None of this, to modern eyes, is particularly remarkable when you only scratch the surface of it. Which is essentially what this movie has done, squeezing a childhood, a 43 year career and two marriages into 83 minutes.
On second viewing I was actually disappointed with Helena Bonham Carter’s portrayal of her. While it can mainly be attributed to the script, she also didn’t manage to capture her look or mannerisms well. There is no real depth to the character. We are afforded a glimpse of the trauma of her parent’s separation, the image of coat-hangers rattling in an empty wardrobe a constant theme throughout the film, and nothing more. We get a snappish, imperious snob who spends most of the movie bullying the servants, her friends, husbands, children and the poor bunnies in the backyard. Once in a while she might give a cry of child-like delight and clap her hands. She does sob once, and even then they don’t manage to prise the ever-present drink out of her hand.
The supporting cast are as one-dimensional as Enid’s character. Hugh Pollock, Enid Blyton’s first husband, had a debilitating drinking problem, and while some of the reasons leading to it were touched lightly upon in a brief conversation (the main reason being post-war traumatic stress) most of the time he is portrayed as a stumbling, jealous oaf. Nor is Kenneth Darrell Waters, her second husband, given much of a character at all. An exploding shell at the Battle of Jutland had impaired the hearing in both of his ears, and he often felt awkward in social situations, not being able to follow conversations easily. He had an awful temper, was fiercely protective of his new family and as Enid’s mind began to deteriorate he was obsessive about keeping it a secret and maintained the deception until he died, a year before Enid. In this movie he has been mainly reduced to the “other man”, a sycophantic and blandly pleasant presence.

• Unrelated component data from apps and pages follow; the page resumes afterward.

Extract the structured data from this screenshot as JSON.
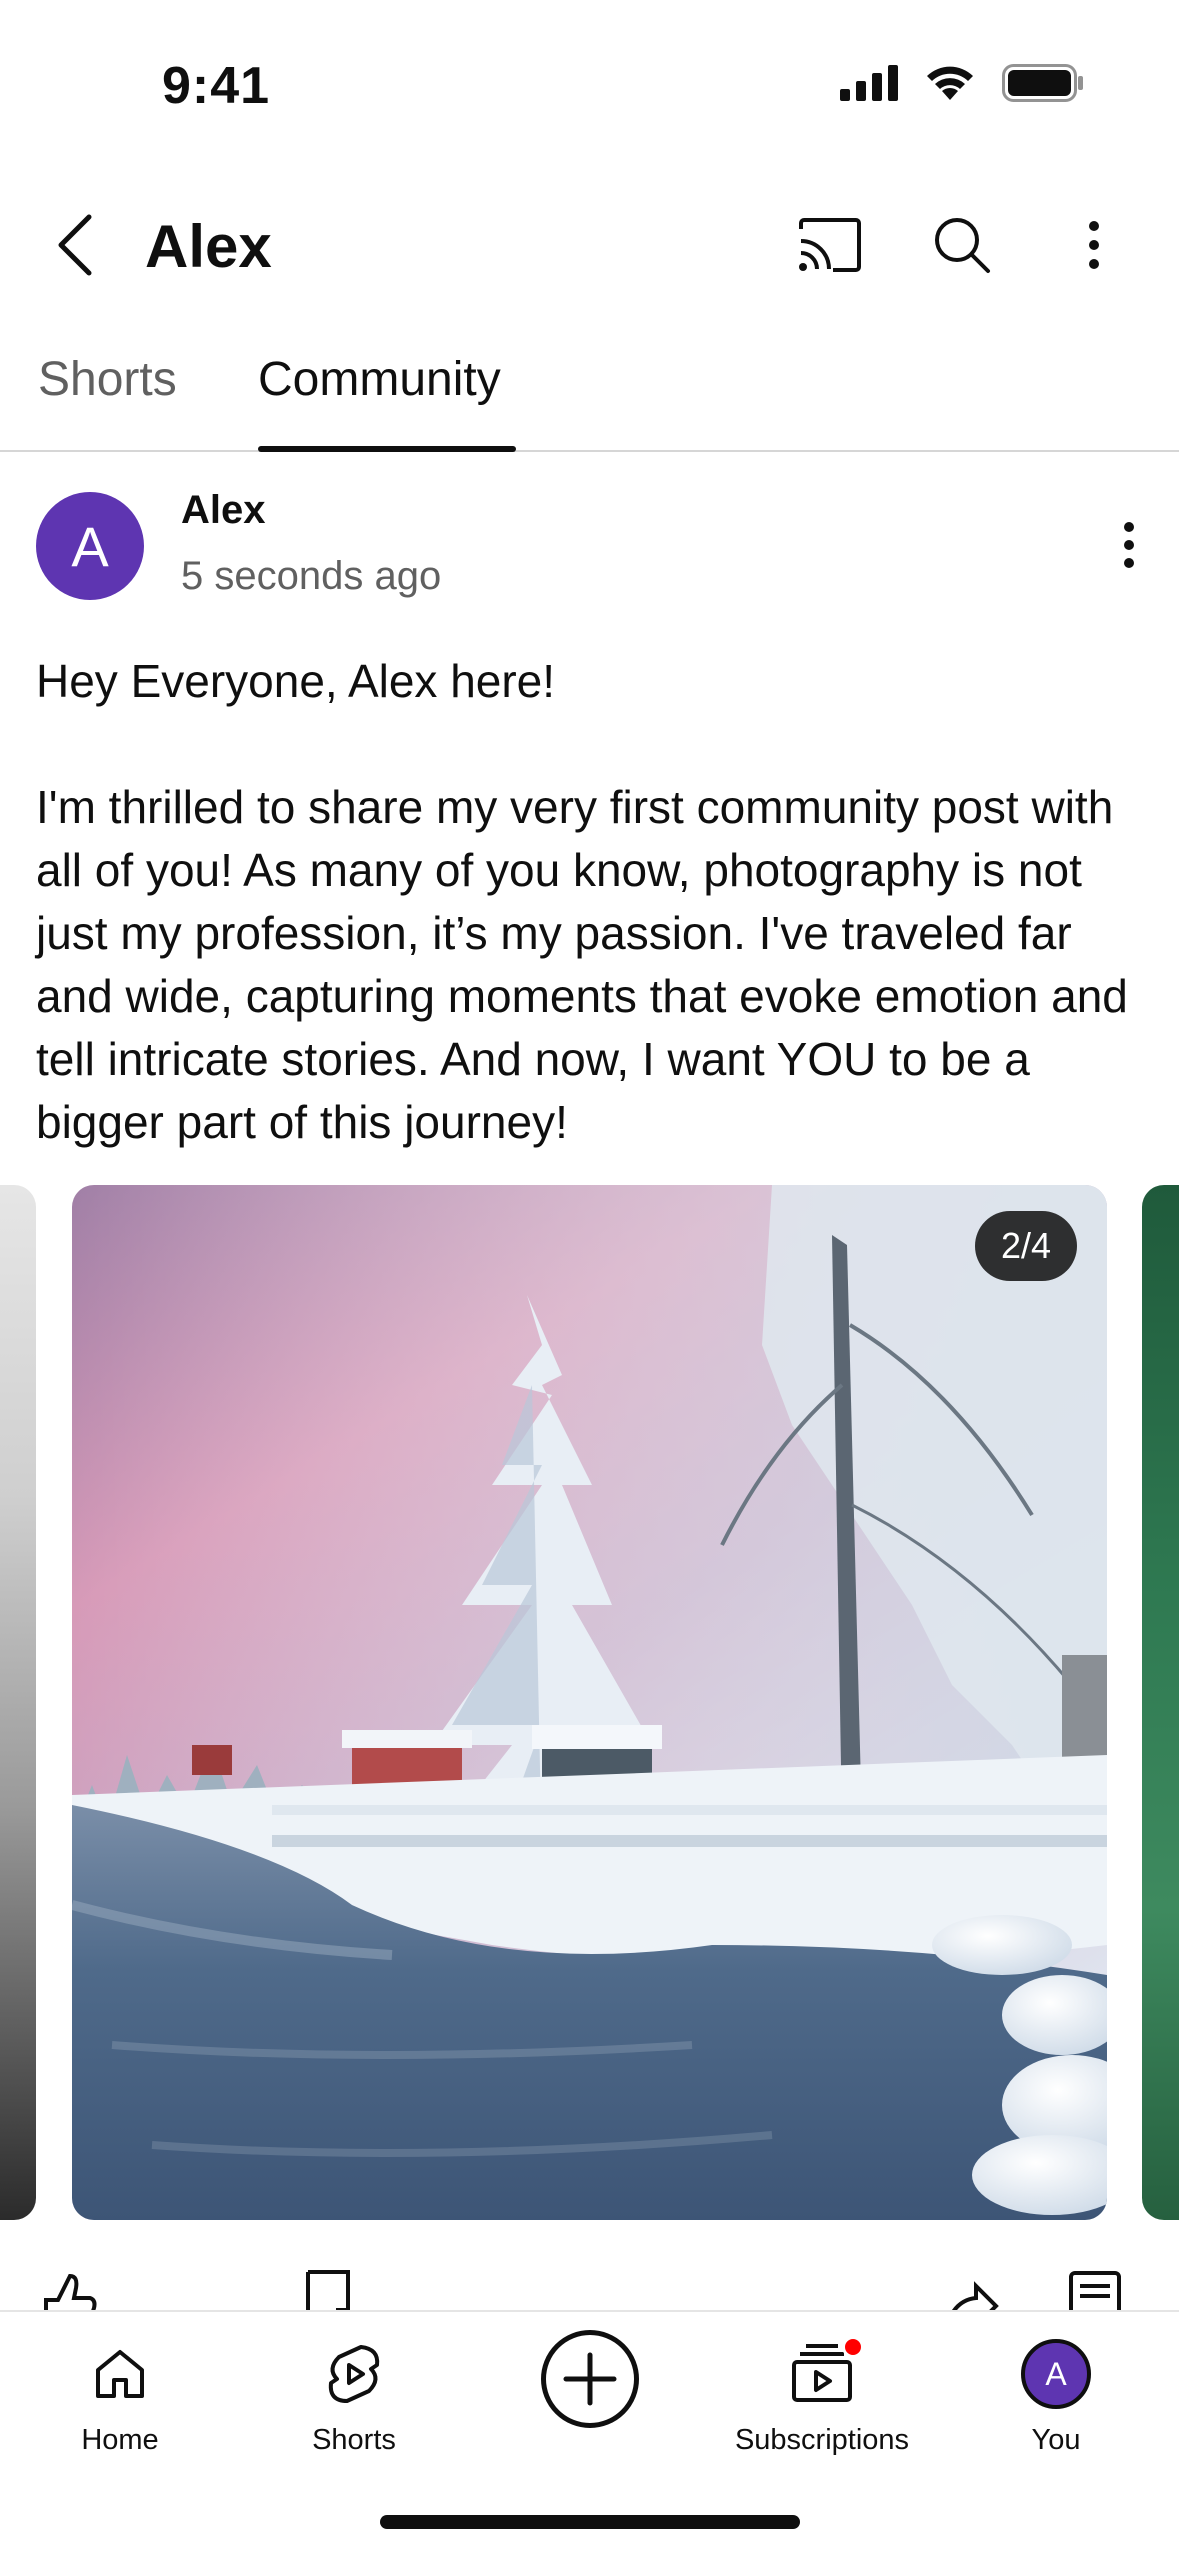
{
  "status_bar": {
    "time": "9:41"
  },
  "header": {
    "title": "Alex"
  },
  "tabs": [
    {
      "label": "Shorts",
      "active": false
    },
    {
      "label": "Community",
      "active": true
    }
  ],
  "post": {
    "author": "Alex",
    "avatar_initial": "A",
    "timestamp": "5 seconds ago",
    "paragraphs": [
      "Hey Everyone, Alex here!",
      "I'm thrilled to share my very first community post with all of you! As many of you know, photography is not just my profession, it’s my passion. I've traveled far and wide, capturing moments that evoke emotion and tell intricate stories. And now, I want YOU to be a bigger part of this journey!"
    ],
    "carousel": {
      "counter": "2/4",
      "current": 2,
      "total": 4
    }
  },
  "bottom_nav": {
    "items": [
      {
        "label": "Home",
        "icon": "home-icon"
      },
      {
        "label": "Shorts",
        "icon": "shorts-icon"
      },
      {
        "label": "",
        "icon": "create-icon"
      },
      {
        "label": "Subscriptions",
        "icon": "subscriptions-icon"
      },
      {
        "label": "You",
        "icon": "avatar"
      }
    ],
    "you_initial": "A"
  },
  "colors": {
    "avatar_bg": "#5e35b1",
    "notification_dot": "#ff0000",
    "text_primary": "#0f0f0f",
    "text_secondary": "#606060"
  }
}
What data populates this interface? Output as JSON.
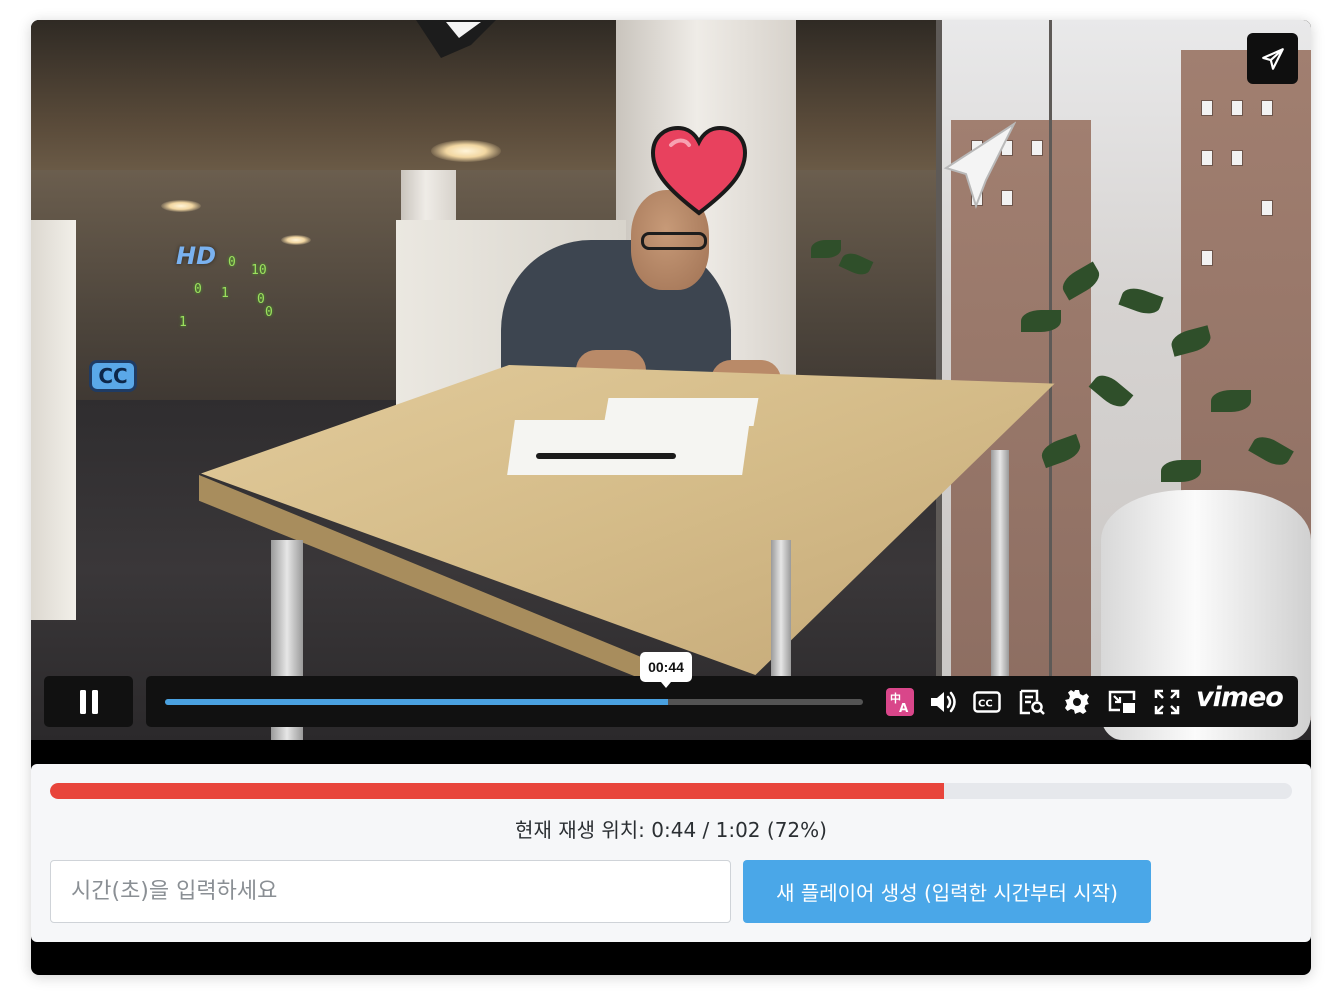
{
  "player": {
    "overlay_stickers": {
      "hd": "HD",
      "cc": "CC",
      "binary": [
        "0",
        "10",
        "0",
        "1",
        "0",
        "1",
        "0"
      ]
    },
    "controls": {
      "tooltip_time": "00:44",
      "progress_fraction": 0.72,
      "icons": [
        "translate-icon",
        "volume-icon",
        "cc-icon",
        "transcript-icon",
        "settings-icon",
        "pip-icon",
        "fullscreen-icon"
      ],
      "logo": "vimeo",
      "accent_color": "#4aa1e0"
    },
    "share_icon": "paper-plane-icon"
  },
  "panel": {
    "progress_fraction": 0.72,
    "progress_color": "#e8453c",
    "status_text": "현재 재생 위치: 0:44 / 1:02 (72%)",
    "input": {
      "value": "",
      "placeholder": "시간(초)을 입력하세요"
    },
    "create_button_label": "새 플레이어 생성 (입력한 시간부터 시작)",
    "create_button_color": "#4aa7e8"
  }
}
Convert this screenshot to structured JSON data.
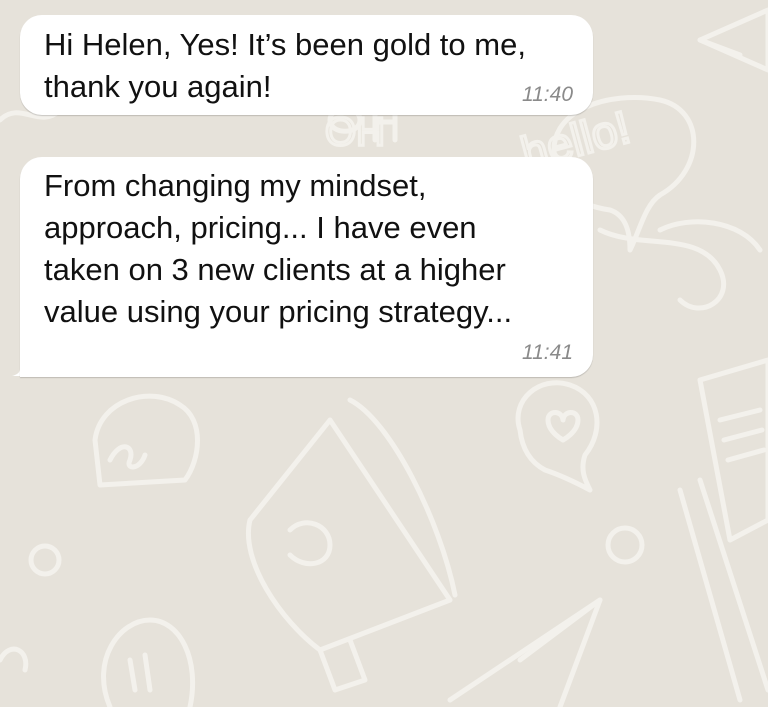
{
  "background": {
    "color": "#e6e2da",
    "doodle_color": "#f3f1ec",
    "doodle_words": [
      "OH",
      "hello!"
    ]
  },
  "messages": [
    {
      "text": "Hi Helen, Yes! It’s been gold to me,\nthank you again!",
      "time": "11:40"
    },
    {
      "text": "From changing my mindset,\napproach, pricing... I have even\ntaken on 3 new clients at a higher\nvalue using your pricing strategy...",
      "time": "11:41"
    }
  ]
}
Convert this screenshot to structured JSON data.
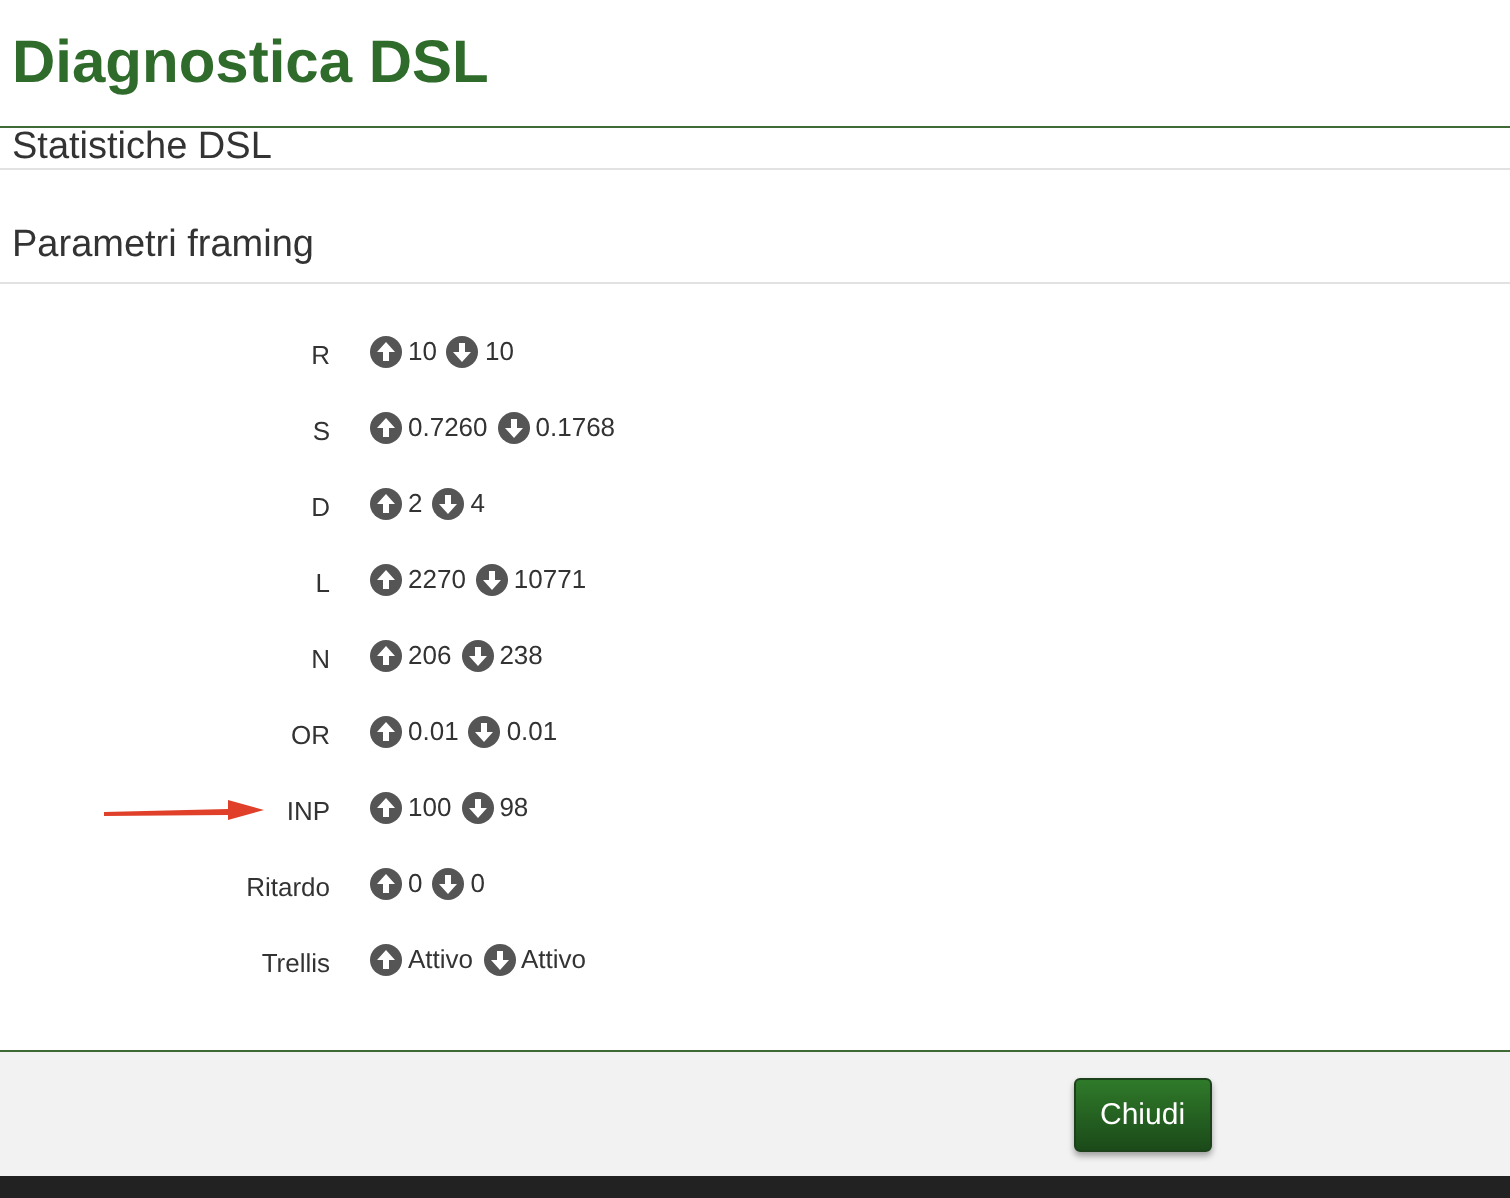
{
  "dialog": {
    "title": "Diagnostica DSL"
  },
  "sections": [
    {
      "title": "Statistiche DSL"
    },
    {
      "title": "Parametri framing"
    }
  ],
  "rows": [
    {
      "label": "R",
      "up": "10",
      "down": "10",
      "pointed": false
    },
    {
      "label": "S",
      "up": "0.7260",
      "down": "0.1768",
      "pointed": false
    },
    {
      "label": "D",
      "up": "2",
      "down": "4",
      "pointed": false
    },
    {
      "label": "L",
      "up": "2270",
      "down": "10771",
      "pointed": false
    },
    {
      "label": "N",
      "up": "206",
      "down": "238",
      "pointed": false
    },
    {
      "label": "OR",
      "up": "0.01",
      "down": "0.01",
      "pointed": false
    },
    {
      "label": "INP",
      "up": "100",
      "down": "98",
      "pointed": true
    },
    {
      "label": "Ritardo",
      "up": "0",
      "down": "0",
      "pointed": false
    },
    {
      "label": "Trellis",
      "up": "Attivo",
      "down": "Attivo",
      "pointed": false
    }
  ],
  "buttons": [
    {
      "label": "Chiudi"
    }
  ]
}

This is really a whole lot of nothing. It is too brief, poorly scripted and lacks depth. Glossing over her life and magnifying her misfortunes and shortcomings with gleeful malice it glories in it’s attempt to knock Enid Blyton off her decades-old pedestal.
I am pleased to say it failed spectacularly.